━━━ Supplied material ━━━
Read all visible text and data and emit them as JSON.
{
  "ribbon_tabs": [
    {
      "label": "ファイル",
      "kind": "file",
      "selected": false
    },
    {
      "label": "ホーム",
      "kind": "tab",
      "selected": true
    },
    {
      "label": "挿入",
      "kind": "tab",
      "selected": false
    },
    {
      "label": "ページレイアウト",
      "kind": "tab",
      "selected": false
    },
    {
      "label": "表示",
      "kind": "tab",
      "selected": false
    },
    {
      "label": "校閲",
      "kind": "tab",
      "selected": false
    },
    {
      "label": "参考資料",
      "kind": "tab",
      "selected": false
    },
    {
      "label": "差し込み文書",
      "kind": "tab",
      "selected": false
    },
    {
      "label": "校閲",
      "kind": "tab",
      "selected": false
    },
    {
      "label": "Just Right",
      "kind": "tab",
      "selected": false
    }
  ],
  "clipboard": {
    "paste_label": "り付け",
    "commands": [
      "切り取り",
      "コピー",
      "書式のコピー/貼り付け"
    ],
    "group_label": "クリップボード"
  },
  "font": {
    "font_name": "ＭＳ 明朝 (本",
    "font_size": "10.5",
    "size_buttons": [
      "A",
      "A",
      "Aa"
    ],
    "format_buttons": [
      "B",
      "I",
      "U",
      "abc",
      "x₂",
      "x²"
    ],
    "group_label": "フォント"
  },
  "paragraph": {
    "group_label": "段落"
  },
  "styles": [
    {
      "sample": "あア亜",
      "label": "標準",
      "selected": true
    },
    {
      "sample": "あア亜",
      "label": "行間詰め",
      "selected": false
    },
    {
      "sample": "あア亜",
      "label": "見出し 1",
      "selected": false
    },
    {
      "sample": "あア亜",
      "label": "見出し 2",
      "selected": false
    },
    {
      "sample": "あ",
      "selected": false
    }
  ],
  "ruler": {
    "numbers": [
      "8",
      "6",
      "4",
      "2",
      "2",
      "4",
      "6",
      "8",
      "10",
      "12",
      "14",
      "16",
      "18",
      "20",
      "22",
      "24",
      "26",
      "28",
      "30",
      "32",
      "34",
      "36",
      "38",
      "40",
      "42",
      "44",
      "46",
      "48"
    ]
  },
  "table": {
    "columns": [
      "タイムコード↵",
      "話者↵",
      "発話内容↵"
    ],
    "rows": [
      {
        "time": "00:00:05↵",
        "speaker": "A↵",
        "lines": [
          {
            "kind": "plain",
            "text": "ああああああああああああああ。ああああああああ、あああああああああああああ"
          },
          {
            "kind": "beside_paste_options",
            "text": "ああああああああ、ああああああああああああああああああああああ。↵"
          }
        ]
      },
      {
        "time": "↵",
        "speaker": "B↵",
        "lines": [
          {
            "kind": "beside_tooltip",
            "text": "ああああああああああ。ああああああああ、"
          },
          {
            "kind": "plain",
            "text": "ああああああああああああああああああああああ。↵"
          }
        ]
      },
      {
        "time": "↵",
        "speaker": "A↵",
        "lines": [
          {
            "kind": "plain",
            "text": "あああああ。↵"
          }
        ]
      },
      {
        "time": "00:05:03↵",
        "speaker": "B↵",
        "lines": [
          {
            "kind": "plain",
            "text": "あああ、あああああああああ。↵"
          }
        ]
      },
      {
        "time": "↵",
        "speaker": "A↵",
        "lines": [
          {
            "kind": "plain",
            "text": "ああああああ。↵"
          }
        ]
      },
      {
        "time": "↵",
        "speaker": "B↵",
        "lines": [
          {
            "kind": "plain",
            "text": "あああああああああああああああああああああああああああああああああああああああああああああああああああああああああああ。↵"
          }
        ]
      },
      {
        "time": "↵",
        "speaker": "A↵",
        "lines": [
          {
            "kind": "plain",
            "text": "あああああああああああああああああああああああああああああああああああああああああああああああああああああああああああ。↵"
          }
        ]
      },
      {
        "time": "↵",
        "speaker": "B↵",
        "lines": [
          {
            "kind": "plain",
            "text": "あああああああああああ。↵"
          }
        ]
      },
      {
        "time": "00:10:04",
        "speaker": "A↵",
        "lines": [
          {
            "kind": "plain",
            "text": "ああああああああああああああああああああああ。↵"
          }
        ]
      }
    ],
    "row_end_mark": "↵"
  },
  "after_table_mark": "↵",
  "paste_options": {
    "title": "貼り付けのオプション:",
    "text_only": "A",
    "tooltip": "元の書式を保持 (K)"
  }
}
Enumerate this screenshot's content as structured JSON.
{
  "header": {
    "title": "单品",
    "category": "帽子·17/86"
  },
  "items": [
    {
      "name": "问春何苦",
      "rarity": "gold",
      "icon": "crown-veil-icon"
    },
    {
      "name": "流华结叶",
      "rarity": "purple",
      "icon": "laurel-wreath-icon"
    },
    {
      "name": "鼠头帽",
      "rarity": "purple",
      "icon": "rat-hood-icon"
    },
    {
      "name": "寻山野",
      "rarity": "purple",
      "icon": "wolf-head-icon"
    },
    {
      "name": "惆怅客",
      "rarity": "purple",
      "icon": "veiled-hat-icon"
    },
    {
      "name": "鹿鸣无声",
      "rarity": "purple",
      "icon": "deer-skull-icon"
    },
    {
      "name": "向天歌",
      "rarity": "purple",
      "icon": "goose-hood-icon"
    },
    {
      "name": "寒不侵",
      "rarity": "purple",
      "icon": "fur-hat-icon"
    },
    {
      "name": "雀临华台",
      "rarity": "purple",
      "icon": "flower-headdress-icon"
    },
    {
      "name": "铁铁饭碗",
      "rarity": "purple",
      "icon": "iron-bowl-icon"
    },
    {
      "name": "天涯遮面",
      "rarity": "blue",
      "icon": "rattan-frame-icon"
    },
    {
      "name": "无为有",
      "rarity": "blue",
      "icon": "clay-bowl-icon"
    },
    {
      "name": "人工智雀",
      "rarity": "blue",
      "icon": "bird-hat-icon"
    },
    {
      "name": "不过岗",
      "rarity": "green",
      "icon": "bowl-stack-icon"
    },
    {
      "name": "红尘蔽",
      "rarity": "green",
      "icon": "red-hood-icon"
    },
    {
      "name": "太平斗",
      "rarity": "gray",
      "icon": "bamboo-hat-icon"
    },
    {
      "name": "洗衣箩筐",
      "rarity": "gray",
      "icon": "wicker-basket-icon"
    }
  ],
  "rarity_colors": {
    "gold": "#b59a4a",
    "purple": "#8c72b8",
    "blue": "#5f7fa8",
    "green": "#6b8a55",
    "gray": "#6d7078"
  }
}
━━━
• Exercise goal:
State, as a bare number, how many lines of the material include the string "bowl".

• Reply:
3